**Activity:**
Scan the listing and work out how many lines contain the word "header". Nothing but the number should be given.

Segment Start: Data for this task

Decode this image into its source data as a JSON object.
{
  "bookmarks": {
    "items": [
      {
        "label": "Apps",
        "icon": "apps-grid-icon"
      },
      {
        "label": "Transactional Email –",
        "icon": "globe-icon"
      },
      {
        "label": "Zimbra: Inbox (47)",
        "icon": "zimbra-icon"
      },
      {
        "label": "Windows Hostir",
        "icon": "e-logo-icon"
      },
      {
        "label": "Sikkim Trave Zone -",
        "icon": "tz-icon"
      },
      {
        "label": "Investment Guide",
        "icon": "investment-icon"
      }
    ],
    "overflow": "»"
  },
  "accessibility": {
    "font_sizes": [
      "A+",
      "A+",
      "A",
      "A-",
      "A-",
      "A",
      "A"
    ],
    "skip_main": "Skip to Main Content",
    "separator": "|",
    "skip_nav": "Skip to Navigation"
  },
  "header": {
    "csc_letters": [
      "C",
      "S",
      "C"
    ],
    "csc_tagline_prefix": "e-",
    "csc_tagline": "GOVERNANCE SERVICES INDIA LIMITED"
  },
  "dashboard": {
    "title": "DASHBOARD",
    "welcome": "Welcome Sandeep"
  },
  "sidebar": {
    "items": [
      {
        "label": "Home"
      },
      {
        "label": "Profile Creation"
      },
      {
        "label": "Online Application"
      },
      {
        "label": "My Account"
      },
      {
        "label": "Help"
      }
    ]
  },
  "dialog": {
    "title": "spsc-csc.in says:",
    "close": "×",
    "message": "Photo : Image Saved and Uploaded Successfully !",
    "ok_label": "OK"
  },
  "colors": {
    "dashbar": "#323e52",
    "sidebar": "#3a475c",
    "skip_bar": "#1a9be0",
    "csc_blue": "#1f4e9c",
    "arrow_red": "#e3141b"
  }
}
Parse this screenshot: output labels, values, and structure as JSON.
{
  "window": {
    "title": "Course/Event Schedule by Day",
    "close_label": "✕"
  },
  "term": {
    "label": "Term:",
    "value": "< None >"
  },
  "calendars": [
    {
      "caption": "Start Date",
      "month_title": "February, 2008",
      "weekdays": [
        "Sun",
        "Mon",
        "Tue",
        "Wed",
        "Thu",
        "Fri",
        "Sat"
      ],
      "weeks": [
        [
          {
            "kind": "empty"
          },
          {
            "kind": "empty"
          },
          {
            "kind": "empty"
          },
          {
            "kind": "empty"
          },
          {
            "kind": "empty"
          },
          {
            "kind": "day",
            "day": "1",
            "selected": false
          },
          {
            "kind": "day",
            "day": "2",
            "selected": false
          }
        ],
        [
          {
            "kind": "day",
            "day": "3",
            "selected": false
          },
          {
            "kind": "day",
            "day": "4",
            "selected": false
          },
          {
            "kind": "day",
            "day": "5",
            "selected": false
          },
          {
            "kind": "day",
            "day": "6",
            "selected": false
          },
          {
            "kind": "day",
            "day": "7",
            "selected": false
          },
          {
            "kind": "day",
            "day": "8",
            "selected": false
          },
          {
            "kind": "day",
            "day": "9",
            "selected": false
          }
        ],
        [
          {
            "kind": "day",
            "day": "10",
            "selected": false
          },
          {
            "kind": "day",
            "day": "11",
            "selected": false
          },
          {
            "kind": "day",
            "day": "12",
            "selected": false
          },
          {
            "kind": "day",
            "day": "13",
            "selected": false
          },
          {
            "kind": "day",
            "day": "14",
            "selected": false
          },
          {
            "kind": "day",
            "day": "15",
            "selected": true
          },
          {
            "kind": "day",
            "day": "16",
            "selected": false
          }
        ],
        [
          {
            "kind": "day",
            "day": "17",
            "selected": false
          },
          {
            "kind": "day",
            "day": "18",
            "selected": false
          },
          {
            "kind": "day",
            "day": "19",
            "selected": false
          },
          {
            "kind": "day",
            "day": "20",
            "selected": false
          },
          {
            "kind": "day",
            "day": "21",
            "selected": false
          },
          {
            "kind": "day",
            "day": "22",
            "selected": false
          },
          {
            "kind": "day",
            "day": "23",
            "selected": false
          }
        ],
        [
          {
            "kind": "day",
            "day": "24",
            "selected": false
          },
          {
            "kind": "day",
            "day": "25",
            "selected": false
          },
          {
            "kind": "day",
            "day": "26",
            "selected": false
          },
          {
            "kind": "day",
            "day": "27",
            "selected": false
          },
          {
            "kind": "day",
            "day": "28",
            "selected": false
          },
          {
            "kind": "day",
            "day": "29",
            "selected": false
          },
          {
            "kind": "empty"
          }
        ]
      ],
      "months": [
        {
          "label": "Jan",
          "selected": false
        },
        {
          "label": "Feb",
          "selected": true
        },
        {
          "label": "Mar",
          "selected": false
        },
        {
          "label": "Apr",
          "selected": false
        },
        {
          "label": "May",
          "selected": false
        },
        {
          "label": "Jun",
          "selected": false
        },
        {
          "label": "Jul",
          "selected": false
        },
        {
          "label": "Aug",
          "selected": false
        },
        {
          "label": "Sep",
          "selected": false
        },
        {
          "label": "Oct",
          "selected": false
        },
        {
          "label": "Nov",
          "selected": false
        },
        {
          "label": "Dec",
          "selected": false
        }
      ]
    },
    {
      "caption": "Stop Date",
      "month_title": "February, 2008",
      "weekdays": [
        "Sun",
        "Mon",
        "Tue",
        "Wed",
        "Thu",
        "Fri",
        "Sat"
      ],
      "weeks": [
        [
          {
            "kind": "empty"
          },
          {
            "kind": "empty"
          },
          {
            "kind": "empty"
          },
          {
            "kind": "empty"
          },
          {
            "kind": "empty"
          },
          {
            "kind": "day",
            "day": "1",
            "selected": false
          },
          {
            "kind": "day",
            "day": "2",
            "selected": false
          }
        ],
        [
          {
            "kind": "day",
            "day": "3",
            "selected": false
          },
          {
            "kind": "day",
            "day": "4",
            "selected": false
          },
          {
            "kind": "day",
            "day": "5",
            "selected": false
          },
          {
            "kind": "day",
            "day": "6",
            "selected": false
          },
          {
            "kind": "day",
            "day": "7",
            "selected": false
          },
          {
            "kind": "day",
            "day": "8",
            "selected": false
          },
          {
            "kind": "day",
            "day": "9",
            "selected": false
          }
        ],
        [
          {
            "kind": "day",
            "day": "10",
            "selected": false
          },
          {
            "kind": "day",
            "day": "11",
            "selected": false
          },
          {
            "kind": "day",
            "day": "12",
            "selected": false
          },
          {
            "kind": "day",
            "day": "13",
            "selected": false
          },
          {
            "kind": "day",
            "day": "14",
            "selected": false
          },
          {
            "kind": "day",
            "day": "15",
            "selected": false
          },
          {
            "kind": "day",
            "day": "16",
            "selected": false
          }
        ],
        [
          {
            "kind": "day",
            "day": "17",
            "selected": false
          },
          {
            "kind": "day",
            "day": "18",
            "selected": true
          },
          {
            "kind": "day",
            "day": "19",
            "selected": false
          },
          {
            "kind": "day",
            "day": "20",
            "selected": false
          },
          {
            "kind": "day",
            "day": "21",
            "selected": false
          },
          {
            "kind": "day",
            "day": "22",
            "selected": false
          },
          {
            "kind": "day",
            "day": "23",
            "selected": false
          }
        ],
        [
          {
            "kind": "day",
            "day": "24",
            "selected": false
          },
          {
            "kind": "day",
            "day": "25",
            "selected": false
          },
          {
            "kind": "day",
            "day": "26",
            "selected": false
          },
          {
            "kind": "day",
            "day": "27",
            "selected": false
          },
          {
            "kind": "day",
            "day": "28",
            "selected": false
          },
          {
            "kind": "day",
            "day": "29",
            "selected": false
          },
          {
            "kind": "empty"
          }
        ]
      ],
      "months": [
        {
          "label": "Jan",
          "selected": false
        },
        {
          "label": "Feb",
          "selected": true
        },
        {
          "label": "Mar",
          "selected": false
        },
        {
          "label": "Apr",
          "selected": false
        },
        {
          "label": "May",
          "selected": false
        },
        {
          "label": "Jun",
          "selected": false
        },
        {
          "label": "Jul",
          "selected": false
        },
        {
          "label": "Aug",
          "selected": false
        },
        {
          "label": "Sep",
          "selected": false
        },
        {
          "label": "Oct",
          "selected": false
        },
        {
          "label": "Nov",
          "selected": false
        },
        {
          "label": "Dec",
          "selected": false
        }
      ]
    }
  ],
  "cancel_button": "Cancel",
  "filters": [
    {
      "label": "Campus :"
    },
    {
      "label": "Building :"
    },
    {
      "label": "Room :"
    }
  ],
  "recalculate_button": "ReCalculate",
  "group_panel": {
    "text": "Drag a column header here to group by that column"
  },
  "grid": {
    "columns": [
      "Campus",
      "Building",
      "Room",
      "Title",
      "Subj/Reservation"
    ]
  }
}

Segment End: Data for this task

**Solution to the problem:**
2